Historians have tried to teach us that the historical past is not just a narrative of heroes and wars. The anonymous millions they like to argue also matter and are active agents of change. But in erroneously democratizing history, we – they have lost track of the outsized, indeed stupendous role that individuals can and play in shaping world historical events. In his new book Napoleon and de Gaulle: Heroes and History
(Harvard University Press, 2020), Professor Patrice Gueniffey provides us with a compelling reminder of the importance of heroes in history, in this powerful dual biography of two transformative leaders, Napoleon Bonaparte and Charles de Gaulle.
Both became national figures at times of crisis and war. They were hailed as saviors and were eager to embrace the label. They were also animated by quests for personal and national greatness, by the desire to raise France above itself and lead it on a mission to enlighten the world. Both united an embattled nation, returned it to dignity, and left a permanent political legacy—in Napoleon’s case, a form of administration and a body of civil law; in de Gaulle’s case, new political institutions. Professor Gueniffey compares Napoleon’s and de Gaulle’s journeys to power; their methods; their ideas and writings, notably about war; and their postmortem reputations. He also contrasts their weaknesses: Napoleon’s limitless ambitions and appetite for war and de Gaulle’s capacity for cruelty and cynicism, manifested most clearly in relations to the end of the war in Algeria.
They were men of genuine talent and achievement, with flaws almost as pronounced as their strengths. As many nations, not least France, struggle to find their soul in a rapidly changing world, Gueniffey shows us what a difference an extraordinary leader can make. Patrice Gueniffey is Director of the Raymond Aron Center for Political Research at L’École des Hautes Études en Sciences Sociales
in Paris. One of France’s leading historians of the Revolutionary and Napoleonic ages, he is the author of Bonaparte
, the monumental first volume of the definitive modern French biography of Napoleon.

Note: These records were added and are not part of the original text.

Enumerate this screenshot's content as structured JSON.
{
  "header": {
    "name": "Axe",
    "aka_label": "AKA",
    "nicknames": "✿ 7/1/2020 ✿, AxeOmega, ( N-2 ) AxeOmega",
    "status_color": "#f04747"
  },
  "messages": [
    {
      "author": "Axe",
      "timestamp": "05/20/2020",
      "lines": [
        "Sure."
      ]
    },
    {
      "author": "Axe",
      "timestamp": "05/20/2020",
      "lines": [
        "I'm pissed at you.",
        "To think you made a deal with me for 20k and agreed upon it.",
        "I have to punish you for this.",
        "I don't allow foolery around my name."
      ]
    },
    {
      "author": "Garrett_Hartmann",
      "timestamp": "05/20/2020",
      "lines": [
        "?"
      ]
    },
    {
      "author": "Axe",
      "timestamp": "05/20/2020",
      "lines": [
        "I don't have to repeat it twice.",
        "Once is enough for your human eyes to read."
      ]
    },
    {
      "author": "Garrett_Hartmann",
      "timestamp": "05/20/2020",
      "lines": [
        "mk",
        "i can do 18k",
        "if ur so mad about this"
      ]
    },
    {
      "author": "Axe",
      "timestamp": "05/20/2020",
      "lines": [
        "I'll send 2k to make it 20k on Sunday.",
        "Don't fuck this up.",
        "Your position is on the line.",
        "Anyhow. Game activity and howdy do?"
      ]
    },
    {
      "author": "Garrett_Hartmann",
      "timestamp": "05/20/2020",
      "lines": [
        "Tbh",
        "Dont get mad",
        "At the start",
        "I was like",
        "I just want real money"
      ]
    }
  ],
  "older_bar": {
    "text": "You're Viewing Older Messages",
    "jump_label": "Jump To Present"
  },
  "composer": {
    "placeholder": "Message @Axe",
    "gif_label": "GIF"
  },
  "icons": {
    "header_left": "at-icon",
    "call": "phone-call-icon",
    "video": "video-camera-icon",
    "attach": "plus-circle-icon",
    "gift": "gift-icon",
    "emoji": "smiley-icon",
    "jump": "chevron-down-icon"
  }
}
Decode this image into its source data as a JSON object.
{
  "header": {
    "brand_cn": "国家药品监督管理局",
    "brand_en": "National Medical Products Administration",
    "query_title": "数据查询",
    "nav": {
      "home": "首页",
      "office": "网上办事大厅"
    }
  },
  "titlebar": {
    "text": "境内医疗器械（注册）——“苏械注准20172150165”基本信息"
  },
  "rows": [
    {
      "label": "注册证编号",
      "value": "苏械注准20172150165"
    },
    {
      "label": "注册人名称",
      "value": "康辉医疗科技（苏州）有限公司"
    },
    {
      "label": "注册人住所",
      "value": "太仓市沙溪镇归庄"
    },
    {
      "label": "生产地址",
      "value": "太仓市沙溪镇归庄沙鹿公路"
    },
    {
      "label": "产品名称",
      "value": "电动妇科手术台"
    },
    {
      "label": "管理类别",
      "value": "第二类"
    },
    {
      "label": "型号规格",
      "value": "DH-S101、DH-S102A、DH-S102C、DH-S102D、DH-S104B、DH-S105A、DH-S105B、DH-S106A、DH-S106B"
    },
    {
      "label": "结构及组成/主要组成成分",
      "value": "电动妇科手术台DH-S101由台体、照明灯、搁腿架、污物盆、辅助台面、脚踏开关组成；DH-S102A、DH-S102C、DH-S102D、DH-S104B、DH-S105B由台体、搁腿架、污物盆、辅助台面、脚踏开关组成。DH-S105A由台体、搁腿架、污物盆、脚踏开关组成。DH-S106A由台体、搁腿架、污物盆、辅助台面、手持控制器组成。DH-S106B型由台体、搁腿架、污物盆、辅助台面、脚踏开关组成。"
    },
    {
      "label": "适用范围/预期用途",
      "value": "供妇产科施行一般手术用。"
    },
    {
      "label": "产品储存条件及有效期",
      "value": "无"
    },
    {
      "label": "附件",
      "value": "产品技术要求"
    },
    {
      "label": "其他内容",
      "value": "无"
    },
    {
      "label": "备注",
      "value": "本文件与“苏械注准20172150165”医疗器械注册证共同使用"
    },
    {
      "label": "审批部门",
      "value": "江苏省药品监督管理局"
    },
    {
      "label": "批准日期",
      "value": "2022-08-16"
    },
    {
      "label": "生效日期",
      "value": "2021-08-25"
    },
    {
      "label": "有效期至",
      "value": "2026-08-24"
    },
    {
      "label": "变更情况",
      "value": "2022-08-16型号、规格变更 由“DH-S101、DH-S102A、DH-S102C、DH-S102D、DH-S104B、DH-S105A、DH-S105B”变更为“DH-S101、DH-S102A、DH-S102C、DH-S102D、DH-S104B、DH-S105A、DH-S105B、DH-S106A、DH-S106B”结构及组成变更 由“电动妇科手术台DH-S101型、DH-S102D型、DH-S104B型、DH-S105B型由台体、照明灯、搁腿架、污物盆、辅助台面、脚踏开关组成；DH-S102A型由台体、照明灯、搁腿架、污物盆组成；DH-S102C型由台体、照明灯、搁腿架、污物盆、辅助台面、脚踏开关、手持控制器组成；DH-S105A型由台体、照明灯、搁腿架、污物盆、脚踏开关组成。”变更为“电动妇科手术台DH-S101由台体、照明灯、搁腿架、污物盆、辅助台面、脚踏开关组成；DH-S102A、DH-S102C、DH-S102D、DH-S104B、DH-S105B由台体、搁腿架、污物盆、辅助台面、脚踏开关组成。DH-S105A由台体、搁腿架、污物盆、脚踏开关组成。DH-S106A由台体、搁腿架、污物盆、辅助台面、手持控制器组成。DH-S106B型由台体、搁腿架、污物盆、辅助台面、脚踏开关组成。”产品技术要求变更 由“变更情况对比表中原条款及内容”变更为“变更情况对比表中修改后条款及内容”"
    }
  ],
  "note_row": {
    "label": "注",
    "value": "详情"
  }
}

Charles Coutinho Ph. D. of the Royal Historical Society, received his doctorate from New York University. His area of specialization is 19th and 20th-century European, American diplomatic and political history. He has written recently for Chatham House’s